Death in verses, has striven to take a peep into its mystery, but the mystery of death, like birth, will continue till one comes face to face with death. The Indian poet seer Rabindranath Tagore writes thus : “On the day when death will knock at thy door what wilt thou offer to him? Oh, I will set before my guest the full vessel of my life–I will never let him go with empty hands.” It strangely reminds me of the famous hymn “Must I go, and empty handed,
Thus my dear Redeemer meet?
Not one day of service give Him,
Lay no trophy at His feet?”( Charles Carroll Luther,1924).
The intensity of Emily Dickinson’s curiosity about dying, the passing on from life to death taking the form of a journey, the arrival of death and immortality portrayed in her poems leaves one astonished:
The last Night that She lived
It was a Common Night
Except the Dying—this to Us Made Nature different.
Because I could not stop for Death,
He kindly stopped for me;
The carriage held but just ourselves
The numbness of death in Sylvia Plath’s words , “Outcast on a cold star, unable to feel anything but an awful helpless numbness.”
Yet, does one really die? What happens after death? Let it not be a death but completeness. (Rabindranath Tagore) My short scribble on the same: “When one lives one seeks death. When one dies one lives.” One of the earliest poems I have read about death, which I still love, is shared here.

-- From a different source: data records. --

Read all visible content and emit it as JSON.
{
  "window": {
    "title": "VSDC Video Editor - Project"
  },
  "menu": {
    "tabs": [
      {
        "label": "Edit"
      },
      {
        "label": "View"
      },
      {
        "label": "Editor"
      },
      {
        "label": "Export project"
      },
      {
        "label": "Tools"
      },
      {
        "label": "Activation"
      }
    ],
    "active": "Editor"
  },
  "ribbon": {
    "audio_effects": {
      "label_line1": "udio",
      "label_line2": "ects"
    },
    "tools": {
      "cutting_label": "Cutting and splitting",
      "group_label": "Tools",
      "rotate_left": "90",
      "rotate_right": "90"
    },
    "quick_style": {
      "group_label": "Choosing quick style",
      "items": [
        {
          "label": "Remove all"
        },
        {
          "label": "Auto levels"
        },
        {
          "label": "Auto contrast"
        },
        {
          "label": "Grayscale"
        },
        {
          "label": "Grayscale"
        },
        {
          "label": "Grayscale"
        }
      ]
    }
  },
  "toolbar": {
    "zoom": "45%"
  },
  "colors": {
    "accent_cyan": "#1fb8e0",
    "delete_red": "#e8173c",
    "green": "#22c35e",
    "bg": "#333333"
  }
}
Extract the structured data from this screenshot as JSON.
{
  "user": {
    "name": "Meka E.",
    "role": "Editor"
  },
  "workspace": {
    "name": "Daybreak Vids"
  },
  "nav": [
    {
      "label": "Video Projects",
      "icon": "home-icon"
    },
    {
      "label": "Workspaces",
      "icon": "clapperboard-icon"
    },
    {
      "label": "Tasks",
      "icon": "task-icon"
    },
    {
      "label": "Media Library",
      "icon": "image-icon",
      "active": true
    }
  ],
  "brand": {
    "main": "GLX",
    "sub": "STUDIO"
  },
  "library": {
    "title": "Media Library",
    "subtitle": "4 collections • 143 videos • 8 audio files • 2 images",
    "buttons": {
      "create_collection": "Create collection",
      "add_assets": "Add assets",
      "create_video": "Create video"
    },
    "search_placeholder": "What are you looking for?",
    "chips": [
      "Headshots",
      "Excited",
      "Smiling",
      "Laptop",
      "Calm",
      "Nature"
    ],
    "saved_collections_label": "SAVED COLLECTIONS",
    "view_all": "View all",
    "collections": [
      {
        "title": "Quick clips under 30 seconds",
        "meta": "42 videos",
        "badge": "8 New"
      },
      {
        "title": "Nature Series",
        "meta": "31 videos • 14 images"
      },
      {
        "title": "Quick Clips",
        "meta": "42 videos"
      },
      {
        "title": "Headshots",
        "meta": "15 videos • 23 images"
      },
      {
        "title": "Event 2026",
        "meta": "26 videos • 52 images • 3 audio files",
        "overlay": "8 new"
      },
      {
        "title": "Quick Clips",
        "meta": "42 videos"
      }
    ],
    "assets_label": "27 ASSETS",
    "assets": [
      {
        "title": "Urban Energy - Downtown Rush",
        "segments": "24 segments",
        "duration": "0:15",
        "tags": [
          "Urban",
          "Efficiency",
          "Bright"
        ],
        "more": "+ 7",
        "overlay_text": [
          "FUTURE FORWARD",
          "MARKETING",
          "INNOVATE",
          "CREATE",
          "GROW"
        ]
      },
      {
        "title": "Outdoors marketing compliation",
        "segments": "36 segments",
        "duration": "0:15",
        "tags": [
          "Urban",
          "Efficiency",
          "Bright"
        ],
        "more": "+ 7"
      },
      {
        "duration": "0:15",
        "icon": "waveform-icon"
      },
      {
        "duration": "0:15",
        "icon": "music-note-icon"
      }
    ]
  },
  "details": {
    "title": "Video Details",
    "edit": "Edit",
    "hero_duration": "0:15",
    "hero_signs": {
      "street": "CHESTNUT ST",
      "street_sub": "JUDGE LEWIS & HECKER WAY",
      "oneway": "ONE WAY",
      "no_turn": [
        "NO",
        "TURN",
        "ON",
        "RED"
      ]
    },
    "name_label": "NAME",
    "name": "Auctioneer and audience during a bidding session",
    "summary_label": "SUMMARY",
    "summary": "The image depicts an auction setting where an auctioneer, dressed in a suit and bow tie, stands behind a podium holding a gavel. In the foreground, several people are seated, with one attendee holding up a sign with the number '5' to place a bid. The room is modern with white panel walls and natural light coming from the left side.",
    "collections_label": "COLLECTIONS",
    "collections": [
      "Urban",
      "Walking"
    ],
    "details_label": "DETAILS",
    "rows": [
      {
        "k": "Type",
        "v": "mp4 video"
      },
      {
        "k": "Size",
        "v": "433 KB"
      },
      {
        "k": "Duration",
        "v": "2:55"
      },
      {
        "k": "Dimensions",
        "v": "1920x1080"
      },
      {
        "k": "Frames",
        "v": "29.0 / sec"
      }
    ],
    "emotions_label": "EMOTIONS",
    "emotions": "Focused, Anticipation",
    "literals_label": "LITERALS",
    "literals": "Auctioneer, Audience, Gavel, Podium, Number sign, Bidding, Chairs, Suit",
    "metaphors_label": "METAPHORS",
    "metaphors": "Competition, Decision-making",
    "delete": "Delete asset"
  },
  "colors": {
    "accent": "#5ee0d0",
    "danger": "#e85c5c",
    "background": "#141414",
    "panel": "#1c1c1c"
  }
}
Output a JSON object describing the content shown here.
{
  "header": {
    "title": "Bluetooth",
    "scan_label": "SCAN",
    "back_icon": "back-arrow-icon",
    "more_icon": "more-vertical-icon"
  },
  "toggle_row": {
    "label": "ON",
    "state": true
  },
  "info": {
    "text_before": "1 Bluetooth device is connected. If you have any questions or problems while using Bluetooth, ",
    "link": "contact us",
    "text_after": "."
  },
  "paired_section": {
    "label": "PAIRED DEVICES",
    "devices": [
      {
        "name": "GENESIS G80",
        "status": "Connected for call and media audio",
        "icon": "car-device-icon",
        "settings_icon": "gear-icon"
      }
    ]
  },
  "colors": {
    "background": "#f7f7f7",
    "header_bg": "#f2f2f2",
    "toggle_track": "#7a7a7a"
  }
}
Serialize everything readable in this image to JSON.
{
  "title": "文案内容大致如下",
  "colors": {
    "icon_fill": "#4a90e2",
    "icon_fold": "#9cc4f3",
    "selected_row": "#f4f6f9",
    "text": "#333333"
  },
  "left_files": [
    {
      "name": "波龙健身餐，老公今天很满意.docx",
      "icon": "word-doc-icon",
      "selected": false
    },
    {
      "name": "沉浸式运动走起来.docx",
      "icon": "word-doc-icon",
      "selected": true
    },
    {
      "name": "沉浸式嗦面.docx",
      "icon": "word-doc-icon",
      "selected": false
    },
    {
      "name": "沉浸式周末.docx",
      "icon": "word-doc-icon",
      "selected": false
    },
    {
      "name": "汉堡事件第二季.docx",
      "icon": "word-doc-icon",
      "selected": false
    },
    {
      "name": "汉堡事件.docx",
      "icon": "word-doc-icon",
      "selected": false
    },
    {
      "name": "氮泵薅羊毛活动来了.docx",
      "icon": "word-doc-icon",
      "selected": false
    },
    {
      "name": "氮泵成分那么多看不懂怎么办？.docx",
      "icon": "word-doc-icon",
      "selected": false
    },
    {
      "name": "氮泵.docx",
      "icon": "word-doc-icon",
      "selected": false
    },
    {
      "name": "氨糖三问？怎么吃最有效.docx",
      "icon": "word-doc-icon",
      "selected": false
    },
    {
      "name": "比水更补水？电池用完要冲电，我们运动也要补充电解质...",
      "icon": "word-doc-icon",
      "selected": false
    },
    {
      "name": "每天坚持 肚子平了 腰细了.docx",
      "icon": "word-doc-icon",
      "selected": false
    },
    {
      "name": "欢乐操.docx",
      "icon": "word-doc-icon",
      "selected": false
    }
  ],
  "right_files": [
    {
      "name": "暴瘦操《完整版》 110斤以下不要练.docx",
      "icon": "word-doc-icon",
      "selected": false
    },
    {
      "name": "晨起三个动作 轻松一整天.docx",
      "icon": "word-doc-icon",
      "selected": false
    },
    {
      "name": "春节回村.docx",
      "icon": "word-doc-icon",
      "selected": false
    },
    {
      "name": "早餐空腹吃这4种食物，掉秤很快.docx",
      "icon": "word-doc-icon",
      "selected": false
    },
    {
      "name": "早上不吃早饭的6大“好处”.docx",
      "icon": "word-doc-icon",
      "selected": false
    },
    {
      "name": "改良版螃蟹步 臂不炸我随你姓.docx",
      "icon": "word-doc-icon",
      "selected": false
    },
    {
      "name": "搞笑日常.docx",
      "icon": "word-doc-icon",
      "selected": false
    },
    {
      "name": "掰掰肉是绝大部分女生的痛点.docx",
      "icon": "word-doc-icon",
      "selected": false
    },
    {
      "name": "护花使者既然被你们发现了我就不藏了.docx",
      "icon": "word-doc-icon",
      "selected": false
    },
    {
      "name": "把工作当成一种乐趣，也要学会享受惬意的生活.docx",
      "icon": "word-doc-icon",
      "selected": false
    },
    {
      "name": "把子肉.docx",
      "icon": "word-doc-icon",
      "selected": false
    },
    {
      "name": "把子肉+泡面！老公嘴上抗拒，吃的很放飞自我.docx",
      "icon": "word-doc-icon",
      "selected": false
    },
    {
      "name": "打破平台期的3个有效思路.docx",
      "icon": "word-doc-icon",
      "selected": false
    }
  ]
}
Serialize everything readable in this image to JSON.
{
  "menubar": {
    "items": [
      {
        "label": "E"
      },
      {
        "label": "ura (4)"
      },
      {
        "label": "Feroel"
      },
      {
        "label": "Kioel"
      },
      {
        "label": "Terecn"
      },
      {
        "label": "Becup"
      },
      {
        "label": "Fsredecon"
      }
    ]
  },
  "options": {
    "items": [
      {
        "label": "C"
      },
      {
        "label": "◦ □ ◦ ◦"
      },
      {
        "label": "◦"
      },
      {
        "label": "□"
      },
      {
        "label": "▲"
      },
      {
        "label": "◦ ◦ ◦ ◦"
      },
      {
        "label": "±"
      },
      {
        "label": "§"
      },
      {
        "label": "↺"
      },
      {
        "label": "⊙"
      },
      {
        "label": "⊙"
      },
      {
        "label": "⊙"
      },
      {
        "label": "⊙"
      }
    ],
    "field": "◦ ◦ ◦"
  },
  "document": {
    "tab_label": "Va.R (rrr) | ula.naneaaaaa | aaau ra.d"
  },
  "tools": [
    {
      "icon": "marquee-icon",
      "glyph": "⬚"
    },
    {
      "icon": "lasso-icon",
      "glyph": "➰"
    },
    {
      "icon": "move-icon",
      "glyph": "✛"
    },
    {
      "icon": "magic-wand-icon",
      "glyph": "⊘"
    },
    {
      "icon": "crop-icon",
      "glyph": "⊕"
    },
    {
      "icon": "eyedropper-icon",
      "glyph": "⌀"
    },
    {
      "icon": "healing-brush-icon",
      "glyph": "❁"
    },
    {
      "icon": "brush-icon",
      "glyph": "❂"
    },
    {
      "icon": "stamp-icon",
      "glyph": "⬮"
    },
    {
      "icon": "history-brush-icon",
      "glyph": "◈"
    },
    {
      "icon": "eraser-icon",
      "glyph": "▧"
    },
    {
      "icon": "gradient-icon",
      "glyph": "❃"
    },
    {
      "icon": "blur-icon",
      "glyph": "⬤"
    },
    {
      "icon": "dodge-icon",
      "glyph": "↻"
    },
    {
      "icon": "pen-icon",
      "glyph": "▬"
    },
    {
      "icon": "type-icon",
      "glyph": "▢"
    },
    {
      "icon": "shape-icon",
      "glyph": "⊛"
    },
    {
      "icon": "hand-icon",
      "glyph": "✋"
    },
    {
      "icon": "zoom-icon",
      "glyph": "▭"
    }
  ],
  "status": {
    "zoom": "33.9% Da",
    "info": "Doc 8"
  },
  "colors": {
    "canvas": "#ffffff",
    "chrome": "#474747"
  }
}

“Do not stand at my grave and weep, I am not there – I do not sleep. I am the thousand winds that blow, I am the diamond glints in snow, I am the sunlight on ripened grain, I am the gentle autumn rain. As you awake with morning’s hush I am the swift-up-flinging rush Of quiet birds in circling flight. Do not stand at my grave and cry, I am not there – I did not die.” Mary Frye (1932)
Dr Mary Annie A.V,(M,Sc., Ph.D) writes under the pen name Anna Maria. At present she resides in Trivandrum, India with her husband and three children.